ASSIGNED TASK – Scan the entries that follow for the word "balance", then report every line in which it appears.

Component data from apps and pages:

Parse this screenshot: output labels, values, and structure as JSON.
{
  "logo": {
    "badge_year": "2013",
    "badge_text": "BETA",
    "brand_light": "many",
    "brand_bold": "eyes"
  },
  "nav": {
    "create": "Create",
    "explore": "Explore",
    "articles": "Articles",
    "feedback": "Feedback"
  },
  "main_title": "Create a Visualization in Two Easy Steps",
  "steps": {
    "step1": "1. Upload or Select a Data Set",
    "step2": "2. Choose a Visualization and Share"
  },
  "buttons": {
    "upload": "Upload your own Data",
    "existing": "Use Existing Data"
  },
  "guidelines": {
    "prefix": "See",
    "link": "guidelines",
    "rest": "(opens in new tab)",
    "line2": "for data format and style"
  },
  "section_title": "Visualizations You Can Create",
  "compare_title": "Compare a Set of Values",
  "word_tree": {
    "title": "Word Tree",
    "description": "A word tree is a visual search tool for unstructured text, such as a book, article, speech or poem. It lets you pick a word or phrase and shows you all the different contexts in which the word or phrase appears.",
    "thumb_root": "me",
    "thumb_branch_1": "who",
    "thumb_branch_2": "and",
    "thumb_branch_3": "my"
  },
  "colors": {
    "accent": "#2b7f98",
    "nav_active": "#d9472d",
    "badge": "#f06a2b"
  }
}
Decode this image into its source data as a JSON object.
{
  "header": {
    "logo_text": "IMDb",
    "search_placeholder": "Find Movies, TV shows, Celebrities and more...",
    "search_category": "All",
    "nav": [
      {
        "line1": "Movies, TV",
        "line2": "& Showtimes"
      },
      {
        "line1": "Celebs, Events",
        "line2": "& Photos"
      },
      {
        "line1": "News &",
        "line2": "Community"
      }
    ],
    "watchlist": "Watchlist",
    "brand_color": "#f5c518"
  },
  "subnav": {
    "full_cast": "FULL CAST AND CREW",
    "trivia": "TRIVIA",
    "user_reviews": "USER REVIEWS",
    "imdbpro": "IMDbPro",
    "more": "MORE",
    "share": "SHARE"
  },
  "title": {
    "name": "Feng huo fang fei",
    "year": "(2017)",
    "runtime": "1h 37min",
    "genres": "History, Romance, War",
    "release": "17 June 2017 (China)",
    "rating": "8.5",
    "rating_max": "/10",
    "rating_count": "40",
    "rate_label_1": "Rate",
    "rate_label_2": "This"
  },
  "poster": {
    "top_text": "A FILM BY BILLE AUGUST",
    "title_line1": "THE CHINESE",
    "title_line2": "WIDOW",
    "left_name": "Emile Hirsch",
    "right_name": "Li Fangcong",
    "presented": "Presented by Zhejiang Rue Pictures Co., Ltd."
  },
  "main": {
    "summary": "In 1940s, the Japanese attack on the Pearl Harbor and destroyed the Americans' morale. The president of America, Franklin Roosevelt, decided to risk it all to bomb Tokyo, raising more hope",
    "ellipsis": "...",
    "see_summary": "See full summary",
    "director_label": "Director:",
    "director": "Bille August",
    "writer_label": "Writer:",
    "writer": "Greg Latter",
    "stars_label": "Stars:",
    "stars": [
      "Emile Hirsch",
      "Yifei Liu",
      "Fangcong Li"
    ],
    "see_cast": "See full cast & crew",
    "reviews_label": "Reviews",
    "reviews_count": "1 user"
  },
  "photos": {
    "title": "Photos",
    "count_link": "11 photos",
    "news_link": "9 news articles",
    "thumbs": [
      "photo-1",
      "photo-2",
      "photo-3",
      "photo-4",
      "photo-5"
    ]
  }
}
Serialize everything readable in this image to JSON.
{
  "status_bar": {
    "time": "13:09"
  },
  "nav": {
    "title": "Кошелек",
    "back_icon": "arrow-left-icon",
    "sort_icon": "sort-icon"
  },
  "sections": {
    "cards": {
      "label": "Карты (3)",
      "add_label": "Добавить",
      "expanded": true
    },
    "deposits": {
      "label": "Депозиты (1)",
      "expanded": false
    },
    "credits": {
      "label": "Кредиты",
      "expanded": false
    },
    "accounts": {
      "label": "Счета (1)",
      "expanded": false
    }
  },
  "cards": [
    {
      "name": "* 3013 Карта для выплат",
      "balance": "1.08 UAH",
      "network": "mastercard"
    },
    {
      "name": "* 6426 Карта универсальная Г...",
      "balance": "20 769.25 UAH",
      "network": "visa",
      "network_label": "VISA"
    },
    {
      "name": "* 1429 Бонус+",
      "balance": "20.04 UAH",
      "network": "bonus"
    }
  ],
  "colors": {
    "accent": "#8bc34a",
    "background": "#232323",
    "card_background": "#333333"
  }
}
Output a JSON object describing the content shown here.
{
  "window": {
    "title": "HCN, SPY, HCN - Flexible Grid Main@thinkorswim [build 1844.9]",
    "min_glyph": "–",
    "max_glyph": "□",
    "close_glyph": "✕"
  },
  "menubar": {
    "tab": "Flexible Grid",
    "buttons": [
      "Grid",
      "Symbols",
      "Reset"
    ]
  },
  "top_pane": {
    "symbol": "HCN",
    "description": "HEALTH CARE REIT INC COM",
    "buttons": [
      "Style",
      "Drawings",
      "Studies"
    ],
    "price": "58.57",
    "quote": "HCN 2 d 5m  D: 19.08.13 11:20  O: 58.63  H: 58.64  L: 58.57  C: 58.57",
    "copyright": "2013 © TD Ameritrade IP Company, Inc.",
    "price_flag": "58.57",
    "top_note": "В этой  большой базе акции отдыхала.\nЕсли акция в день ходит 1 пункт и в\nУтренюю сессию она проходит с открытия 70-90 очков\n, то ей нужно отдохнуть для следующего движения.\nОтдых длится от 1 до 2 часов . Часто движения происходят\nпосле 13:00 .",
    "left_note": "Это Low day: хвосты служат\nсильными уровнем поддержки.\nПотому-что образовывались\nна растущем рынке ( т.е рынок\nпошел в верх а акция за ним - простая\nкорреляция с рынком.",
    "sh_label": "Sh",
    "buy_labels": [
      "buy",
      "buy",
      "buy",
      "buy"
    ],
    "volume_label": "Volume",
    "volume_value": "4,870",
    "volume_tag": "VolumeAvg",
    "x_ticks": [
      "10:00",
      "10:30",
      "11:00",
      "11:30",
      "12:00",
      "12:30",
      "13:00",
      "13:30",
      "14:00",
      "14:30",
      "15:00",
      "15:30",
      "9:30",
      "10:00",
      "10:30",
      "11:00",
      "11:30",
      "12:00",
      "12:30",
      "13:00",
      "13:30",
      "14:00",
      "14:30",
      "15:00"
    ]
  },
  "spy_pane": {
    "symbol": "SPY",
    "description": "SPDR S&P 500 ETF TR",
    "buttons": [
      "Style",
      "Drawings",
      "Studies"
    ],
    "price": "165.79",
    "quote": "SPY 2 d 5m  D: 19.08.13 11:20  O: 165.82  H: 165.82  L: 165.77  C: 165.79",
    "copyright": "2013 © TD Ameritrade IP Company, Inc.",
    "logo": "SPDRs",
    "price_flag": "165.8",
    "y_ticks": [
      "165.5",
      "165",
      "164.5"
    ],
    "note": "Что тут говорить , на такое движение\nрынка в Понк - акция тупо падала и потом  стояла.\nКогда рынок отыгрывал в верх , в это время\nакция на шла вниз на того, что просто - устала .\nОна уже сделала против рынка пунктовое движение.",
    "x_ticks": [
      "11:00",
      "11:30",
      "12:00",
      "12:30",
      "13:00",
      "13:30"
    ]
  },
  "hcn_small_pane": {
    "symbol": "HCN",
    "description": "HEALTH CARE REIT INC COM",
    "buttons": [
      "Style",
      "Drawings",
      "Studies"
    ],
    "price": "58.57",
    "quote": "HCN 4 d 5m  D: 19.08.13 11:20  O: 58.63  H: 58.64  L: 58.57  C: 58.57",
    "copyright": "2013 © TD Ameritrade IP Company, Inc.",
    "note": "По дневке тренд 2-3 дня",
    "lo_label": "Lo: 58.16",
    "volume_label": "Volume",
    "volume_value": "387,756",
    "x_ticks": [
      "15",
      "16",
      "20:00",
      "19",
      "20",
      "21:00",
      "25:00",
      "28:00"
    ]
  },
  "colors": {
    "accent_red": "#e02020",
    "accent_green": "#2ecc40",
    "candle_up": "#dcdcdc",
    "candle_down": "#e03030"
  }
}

SOLUTION TO THIS TASK –
      "balance": "1.08 UAH",
      "balance": "20 769.25 UAH",
      "balance": "20.04 UAH",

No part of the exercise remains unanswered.